Her children sometimes have to go to the library, a church or her place of business to use the Internet for homework.

“Our students are not having access to the tools that they need so that they can go to school the next day and achieve the goals that they have,” she said. “It’s just very difficult not to have those tools.”

State Rep. Kevin Brooks of Cleveland and state Sen. Janice Bowling of Tullahoma have proposed legislation that would remove the state restrictions.

“There are some people who aren’t asking for a gig,” Brooks said in reference to 1-gigabit-per-second Internet connections offered by municipal providers. “They’re just asking for something.”

Brooks said lawmakers continue to hear from supporters in the public utility industry, along with opponents from telecommunications companies.

But he said the most important group is the one made up of citizens and voters across Tennessee who can’t easily get online to complete school assignments, file their taxes, stay in touch with relatives or keep tabs on the decisions their elected officials make.

Telephone and cable companies derailed similar legislation last year, according to a report by the Center for Public Integrity. The Tennessee Municipal Electric Power Association, which supports the legislation, said private broadband providers are working to block the Bowling-Brooks bill this session.

AT&T and Comcast donated a combined $752,000 to state candidates during the 2013-2014 election cycle, according to the National Institute on Money in State Politics.

State Sen. Todd Gardenhire, one of the bill’s co-sponsors, called AT&T the “gorilla” of Nashville lobbyists. The company has 14 registered lobbyists, state records show, more than any other company or trade association.

“They’re extremely powerful,” he said. “They’re not somebody you want to take on unless you want to get bloodied.”

AT&T did not respond to written questions Monday. The company said in an earlier statement that although it is not opposed to municipal broadband providers, “they should be limited to locations where no private-sector broadband service is available and is not likely to be available in a reasonable timeframe.”

The Tennessee Cable Telecommunications Association referred questions to the National Cable and Telecommunications Association.
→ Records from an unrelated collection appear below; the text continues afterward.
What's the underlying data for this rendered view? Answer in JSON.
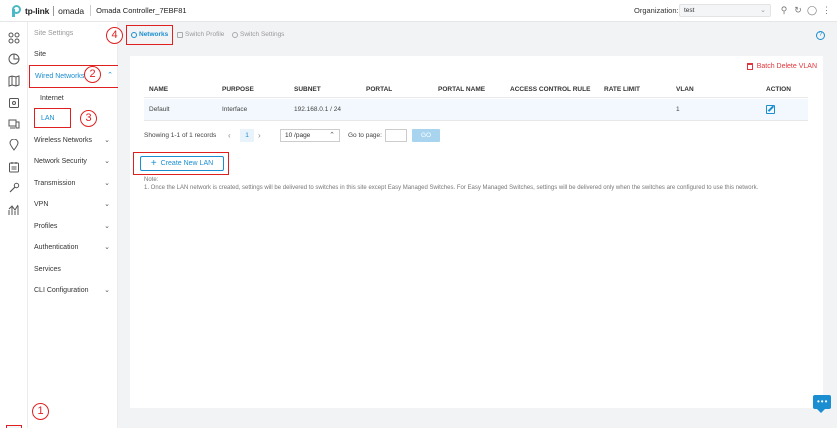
{
  "header": {
    "brand": "tp-link",
    "product": "omada",
    "controller_name": "Omada Controller_7EBF81",
    "organization_label": "Organization:",
    "organization_value": "test"
  },
  "rail": {
    "icons": [
      "dashboard-icon",
      "statistics-icon",
      "map-icon",
      "devices-icon",
      "clients-icon",
      "insight-icon",
      "logs-icon",
      "tools-icon",
      "reports-icon",
      "settings-icon"
    ]
  },
  "sidebar": {
    "heading": "Site Settings",
    "items": [
      {
        "label": "Site"
      },
      {
        "label": "Wired Networks"
      },
      {
        "label": "Internet"
      },
      {
        "label": "LAN"
      },
      {
        "label": "Wireless Networks"
      },
      {
        "label": "Network Security"
      },
      {
        "label": "Transmission"
      },
      {
        "label": "VPN"
      },
      {
        "label": "Profiles"
      },
      {
        "label": "Authentication"
      },
      {
        "label": "Services"
      },
      {
        "label": "CLI Configuration"
      }
    ]
  },
  "tabs": [
    {
      "label": "Networks",
      "active": true
    },
    {
      "label": "Switch Profile",
      "active": false
    },
    {
      "label": "Switch Settings",
      "active": false
    }
  ],
  "actions": {
    "batch_delete": "Batch Delete VLAN",
    "create_lan": "Create New LAN"
  },
  "table": {
    "columns": [
      "NAME",
      "PURPOSE",
      "SUBNET",
      "PORTAL",
      "PORTAL NAME",
      "ACCESS CONTROL RULE",
      "RATE LIMIT",
      "VLAN",
      "ACTION"
    ],
    "rows": [
      {
        "name": "Default",
        "purpose": "Interface",
        "subnet": "192.168.0.1 / 24",
        "portal": "",
        "portal_name": "",
        "acl": "",
        "rate_limit": "",
        "vlan": "1"
      }
    ]
  },
  "pagination": {
    "summary": "Showing 1-1 of 1 records",
    "current_page": "1",
    "page_size": "10 /page",
    "goto_label": "Go to page:",
    "go_button": "GO"
  },
  "note": {
    "title": "Note:",
    "text": "1. Once the LAN network is created, settings will be delivered to switches in this site except Easy Managed Switches. For Easy Managed Switches, settings will be delivered only when the switches are configured to use this network."
  },
  "annotations": [
    "1",
    "2",
    "3",
    "4"
  ],
  "colors": {
    "accent": "#1a8ed0",
    "highlight": "#e02020",
    "danger": "#e0353b",
    "background": "#f2f3f5"
  }
}
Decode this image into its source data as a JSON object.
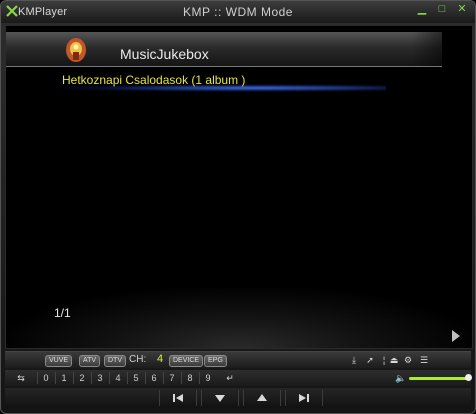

NCTA President Michael Powell said in a statement in January that connecting all Americans to critical broadband networks “should be a national priority, and that is why we have long supported the use of scarce government funding to support universal service in areas where private networks are not economically viable.”

Proponents say they are gaining traction. The bill is steadily picking up co-sponsors and private commitments of support.

In a short period of time, the Internet has gone from being viewed less as a luxury and more of a necessity for modern-day life, House Majority Leader Gerald McCormick said.

“I do think it has a lot better chance than it did just a few years ago,” he said.

The Tennessee Farm Bureau recently endorsed the bill. Farmers want to ensure their children have access to the same educational opportunities as those who live in urban areas, Executive Vice President Rhedona Rose said.

Agriculture, like many other industries, is being reshaped by technology. Farmers need to be able to upload crop data to the cloud and get back tailored “prescriptions” to address problems. With high-speed broadband access, they could download large equipment manuals and participate in webinars produced by the U.S. Department of Agriculture.

“It’s something that would take us into the 21st century,” Rose said.

VanHook appeared before the FCC in late February when it voted to pre-empt Tennessee’s restrictions on municipal broadband. When she got the invitation, she tried to book a hotel and flight from her home computer. She gave up after 30 minutes and called her dad for help.

“Where we live, there’s been no progress for 11 years-none,” she said. “Everybody else is progressing and getting further and further ahead.”